However, when the Bulls had a chance to add Marshon Brooks, a guy who might have fit those needs but slipped significantly, they passed. While Brooks may not pan out at all, the odds of a better prospect to fill their needs slipping to where the Bulls pick are pretty low. The odds of finding a stud SG [or at any position really] outside the top 10 are fairly low overall.
Which means the Bulls may need to look to trade up in the draft. However, they had that possibility this off-season and passed on it too, preferring to keep the existing core players.
Have the Bulls made a promise they can't keep?
It certainly looks like management has made assurances to Rose that they'll get him more help, but it's hard to see how they back them up. So far, they've passed on the obvious opportunities to do. Those decisions to pass may prove out to all be good basketball decisions. That's why management gets the big bucks.

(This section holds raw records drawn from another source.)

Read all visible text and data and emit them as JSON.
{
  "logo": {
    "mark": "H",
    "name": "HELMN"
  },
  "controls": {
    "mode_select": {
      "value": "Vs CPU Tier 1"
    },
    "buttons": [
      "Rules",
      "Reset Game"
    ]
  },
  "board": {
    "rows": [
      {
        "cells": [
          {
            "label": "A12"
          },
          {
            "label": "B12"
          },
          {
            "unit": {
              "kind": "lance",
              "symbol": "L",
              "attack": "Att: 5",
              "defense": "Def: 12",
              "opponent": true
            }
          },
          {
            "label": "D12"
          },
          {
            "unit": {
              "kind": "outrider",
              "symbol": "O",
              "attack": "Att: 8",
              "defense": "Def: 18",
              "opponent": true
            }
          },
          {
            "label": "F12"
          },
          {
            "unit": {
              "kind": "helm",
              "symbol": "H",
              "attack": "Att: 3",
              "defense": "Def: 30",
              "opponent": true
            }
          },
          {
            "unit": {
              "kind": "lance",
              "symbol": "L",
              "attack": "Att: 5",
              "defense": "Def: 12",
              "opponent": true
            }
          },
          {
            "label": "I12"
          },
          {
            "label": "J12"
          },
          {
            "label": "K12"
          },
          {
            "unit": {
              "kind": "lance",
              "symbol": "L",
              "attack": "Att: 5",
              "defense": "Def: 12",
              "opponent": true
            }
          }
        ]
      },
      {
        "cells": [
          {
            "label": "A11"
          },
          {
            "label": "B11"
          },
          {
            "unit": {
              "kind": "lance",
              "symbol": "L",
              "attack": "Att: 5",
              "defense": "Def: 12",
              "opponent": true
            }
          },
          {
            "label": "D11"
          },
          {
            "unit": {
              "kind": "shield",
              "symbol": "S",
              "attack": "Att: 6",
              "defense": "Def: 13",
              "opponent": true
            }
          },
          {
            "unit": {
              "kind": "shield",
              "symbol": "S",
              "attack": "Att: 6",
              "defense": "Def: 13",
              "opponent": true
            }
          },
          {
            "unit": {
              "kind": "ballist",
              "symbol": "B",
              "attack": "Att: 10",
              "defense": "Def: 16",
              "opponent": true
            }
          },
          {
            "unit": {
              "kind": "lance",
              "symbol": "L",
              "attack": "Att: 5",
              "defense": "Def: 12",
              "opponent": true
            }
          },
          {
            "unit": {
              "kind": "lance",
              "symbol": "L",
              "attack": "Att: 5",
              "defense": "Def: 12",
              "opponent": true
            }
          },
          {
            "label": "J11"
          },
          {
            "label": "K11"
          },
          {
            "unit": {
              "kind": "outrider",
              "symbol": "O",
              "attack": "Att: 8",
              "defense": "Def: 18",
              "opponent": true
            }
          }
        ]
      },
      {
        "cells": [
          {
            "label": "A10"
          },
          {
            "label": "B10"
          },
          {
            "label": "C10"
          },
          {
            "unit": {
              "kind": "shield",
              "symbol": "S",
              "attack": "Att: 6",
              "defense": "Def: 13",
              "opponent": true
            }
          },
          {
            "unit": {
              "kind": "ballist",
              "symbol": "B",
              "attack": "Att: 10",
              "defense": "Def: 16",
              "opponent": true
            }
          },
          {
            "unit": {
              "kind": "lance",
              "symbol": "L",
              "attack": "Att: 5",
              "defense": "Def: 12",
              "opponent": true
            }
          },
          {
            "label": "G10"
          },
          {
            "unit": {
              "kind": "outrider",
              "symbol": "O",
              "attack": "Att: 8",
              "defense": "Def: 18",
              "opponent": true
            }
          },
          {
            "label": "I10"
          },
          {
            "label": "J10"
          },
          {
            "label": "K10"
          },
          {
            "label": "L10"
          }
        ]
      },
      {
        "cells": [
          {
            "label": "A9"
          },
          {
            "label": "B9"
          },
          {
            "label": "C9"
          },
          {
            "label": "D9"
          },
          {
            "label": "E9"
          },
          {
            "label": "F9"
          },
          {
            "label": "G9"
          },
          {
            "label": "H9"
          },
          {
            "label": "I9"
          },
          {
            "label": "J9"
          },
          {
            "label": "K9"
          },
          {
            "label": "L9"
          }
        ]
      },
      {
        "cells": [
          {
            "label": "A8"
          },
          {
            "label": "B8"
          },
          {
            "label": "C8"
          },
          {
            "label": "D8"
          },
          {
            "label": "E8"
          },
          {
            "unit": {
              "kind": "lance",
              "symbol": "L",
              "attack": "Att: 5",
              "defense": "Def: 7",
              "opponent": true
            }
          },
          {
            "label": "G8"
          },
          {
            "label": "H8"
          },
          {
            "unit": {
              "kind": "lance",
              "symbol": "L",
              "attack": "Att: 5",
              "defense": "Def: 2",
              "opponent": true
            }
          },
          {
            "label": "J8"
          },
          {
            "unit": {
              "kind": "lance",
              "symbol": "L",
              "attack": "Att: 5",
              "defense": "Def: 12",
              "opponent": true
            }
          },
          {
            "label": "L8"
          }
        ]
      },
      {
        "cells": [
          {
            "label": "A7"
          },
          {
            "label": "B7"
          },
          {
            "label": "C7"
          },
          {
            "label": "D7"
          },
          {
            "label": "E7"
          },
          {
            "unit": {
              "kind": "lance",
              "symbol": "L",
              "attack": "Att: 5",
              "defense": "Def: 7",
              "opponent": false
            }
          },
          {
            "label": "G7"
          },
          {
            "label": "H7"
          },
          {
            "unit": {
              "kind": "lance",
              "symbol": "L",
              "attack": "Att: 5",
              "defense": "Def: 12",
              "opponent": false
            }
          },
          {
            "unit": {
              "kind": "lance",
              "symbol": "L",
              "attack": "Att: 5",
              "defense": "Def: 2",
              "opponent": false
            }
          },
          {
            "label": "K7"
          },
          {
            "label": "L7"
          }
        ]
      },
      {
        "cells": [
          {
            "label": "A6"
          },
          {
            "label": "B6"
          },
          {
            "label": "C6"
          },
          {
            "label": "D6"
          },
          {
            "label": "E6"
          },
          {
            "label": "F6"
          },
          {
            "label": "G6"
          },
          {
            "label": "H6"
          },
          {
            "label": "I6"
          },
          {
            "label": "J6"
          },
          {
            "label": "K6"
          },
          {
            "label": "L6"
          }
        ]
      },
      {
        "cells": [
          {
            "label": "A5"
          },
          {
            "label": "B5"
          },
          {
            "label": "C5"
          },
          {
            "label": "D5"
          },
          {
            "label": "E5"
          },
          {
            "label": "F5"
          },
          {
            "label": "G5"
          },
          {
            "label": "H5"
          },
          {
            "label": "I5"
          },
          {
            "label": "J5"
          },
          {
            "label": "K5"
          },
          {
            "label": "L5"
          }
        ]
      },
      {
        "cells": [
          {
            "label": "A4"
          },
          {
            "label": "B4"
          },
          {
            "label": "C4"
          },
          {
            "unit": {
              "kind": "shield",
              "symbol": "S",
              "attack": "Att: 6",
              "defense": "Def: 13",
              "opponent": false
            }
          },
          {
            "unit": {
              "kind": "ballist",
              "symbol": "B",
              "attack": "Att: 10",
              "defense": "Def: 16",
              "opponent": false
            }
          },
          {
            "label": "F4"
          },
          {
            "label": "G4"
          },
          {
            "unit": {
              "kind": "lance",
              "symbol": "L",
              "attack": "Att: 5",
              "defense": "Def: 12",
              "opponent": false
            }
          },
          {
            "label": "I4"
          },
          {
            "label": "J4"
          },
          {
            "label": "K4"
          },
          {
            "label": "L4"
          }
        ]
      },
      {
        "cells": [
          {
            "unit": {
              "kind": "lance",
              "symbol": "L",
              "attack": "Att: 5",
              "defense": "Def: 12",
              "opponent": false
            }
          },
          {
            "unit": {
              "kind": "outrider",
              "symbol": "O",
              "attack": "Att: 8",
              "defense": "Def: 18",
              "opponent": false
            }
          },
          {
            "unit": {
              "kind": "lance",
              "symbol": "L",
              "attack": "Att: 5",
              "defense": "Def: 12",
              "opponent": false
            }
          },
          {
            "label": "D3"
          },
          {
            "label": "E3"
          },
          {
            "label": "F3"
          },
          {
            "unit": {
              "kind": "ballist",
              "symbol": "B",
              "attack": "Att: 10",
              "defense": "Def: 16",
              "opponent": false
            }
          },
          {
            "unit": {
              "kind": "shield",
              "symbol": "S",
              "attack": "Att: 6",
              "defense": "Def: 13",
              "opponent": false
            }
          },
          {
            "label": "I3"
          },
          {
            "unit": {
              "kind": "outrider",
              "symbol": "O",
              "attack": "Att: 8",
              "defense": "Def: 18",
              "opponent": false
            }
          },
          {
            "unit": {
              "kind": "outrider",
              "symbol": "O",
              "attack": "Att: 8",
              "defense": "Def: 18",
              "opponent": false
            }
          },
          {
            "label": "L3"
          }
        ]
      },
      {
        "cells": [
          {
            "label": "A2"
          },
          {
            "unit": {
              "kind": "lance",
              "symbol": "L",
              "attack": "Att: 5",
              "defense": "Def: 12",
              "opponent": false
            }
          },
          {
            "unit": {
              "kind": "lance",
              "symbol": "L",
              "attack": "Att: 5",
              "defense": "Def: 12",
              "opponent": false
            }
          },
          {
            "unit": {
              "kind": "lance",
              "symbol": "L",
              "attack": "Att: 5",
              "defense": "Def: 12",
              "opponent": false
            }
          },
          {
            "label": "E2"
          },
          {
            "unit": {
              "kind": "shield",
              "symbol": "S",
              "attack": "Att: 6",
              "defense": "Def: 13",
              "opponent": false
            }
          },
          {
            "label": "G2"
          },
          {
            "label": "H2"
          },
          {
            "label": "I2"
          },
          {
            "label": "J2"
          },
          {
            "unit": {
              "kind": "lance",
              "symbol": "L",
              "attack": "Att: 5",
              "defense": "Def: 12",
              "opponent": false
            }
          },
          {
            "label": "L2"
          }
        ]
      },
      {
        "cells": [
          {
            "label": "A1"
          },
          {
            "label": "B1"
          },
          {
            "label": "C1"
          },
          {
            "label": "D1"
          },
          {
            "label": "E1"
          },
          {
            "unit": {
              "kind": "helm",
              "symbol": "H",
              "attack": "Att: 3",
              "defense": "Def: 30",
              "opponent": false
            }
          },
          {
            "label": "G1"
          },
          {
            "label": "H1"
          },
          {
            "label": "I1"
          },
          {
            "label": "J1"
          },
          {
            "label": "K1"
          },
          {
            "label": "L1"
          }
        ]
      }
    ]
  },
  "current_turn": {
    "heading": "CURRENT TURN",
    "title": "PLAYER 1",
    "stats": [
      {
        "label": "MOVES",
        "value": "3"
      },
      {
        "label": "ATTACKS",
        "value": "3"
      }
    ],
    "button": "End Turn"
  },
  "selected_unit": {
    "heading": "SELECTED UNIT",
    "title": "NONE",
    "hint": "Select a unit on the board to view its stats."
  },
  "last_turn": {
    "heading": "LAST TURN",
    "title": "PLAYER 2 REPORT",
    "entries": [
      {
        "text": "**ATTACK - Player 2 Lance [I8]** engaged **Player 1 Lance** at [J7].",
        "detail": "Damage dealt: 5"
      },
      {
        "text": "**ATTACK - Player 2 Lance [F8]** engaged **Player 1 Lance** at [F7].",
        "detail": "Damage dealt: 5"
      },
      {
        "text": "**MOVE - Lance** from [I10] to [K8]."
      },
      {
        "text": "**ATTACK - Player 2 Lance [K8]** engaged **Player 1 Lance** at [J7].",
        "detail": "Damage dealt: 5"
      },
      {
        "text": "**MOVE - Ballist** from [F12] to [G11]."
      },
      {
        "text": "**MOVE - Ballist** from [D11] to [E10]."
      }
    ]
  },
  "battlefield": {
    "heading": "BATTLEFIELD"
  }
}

It's easy to complain at every move the Bulls didn't make, but this year's acquisition is frequently next year's bad contract. The Bulls may be right to pass on Mayo and keep Jimmy Butler over trading up for Marshon Brooks. However, there are limited opportunities to get perimeter players that fit the Bulls needs, and I'd bet if the Bulls have no more than two more off-seasons to improve the team significantly before it starts to fester with Derrick.
With Mayo off the table, the question becomes who's on the table that the Bulls can look to? While many Bulls fans have their hearts set on James Harden, the odds of Chicago luring him from Oklahoma City are next to none. They don't have max salary room to offer him as a free agent, and OKC may simply match such an offer if they did anyway.
The next guy